NSF launches National Optical-Infrared Astronomy Research Laboratory

On 1 October 2019, the nighttime astronomy facilities supported by the National Science Foundation (NSF) transitioned to operating as one organization, NSF’s National Optical-Infrared Astronomy Research Laboratory. The new organization operates five scientific programs: Cerro Tololo Inter-American Observatory, the Community Science and Data Center, Kitt Peak National Observatory (all formerly known as the National Optical Astronomy Observatory), Gemini Observatory, and the upcoming Large Synoptic Survey Telescope, and is managed by the Association of Universities for Research in Astronomy.

The National Science Foundation (NSF) and the Association of Universities for Research in Astronomy (AURA) announced the launch of integrated operations of all of NSF’s nighttime astronomical facilities under NSF’s National Optical-Infrared Astronomy Research Laboratory (NSF’s OIR Lab). This new organization is the preeminent US center for ground-based optical-infrared astronomy, enabling breakthrough discoveries in astrophysics by developing and operating state-of-the-art ground-based observatories and providing data products and services for a diverse and inclusive community.

Patrick McCarthy New Director

NSF and AURA also announced the appointment of Patrick McCarthy as the Director of NSF’s OIR Lab. McCarthy was most recently Vice President of the Giant Magellan Telescope project and Astronomer at the Carnegie Institution for Science. McCarthy said of the new organization, “Integrating these facilities into one multi-mission center brings together diverse pathways for astronomical exploration, facilitates community coordination, and enables the discoveries of the future. The integrated center will also stimulate new domestic and international collaborations and provide additional opportunities for staff while expanding scientific capabilities and improving the experience for users.”

Over 60 Years of Optical-Infrared Astronomy

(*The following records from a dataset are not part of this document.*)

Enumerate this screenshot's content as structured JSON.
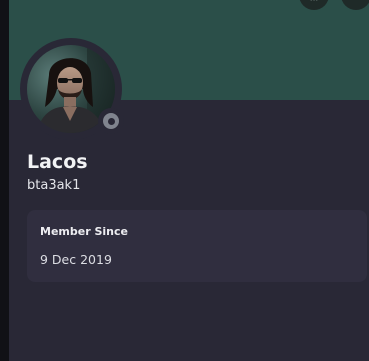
{
  "profile": {
    "display_name": "Lacos",
    "username": "bta3ak1",
    "status": "offline",
    "banner_color": "#2b4f49",
    "avatar_description": "photo of a man with long dark hair and beard"
  },
  "banner_buttons": [
    {
      "icon": "badge-icon",
      "label": "..."
    },
    {
      "icon": "more-icon",
      "label": ""
    }
  ],
  "member_since": {
    "title": "Member Since",
    "date": "9 Dec 2019"
  }
}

Since 1958, NSF has sponsored ground-based optical-infrared astronomical research facilities in the US and Chile managed by AURA. The first site developed was Kitt Peak National Observatory (KPNO) in Arizona, followed soon after by Cerro Tololo Inter-American Observatory (CTIO) in Chile. In 2000 the Gemini Observatory in Hawai‘i and Chile began operations, funded by NSF and an international consortium. The most recent addition, the Large Synoptic Survey Telescope (LSST), currently under construction in Chile, is a cutting-edge observatory sponsored by NSF and the US Department of Energy.

All of these NSF facilities are managed by AURA but were previously structured as separate organizations. The National Optical Astronomy Observatory (NOAO) operated the telescopes on Kitt Peak and Cerro Tololo and the Community Science and Data Center (CSDC). Separately, AURA first managed Gemini Observatory as well as the LSST construction project. On 1 October, NOAO, Gemini Observatory, and LSST’s operations component transitioned to a single management structure, and the NOAO name was retired. As LSST finishes construction, the ramped-up operations will become an integral component within NSF’s OIR Lab with full operations beginning in 2022.

Source: NSF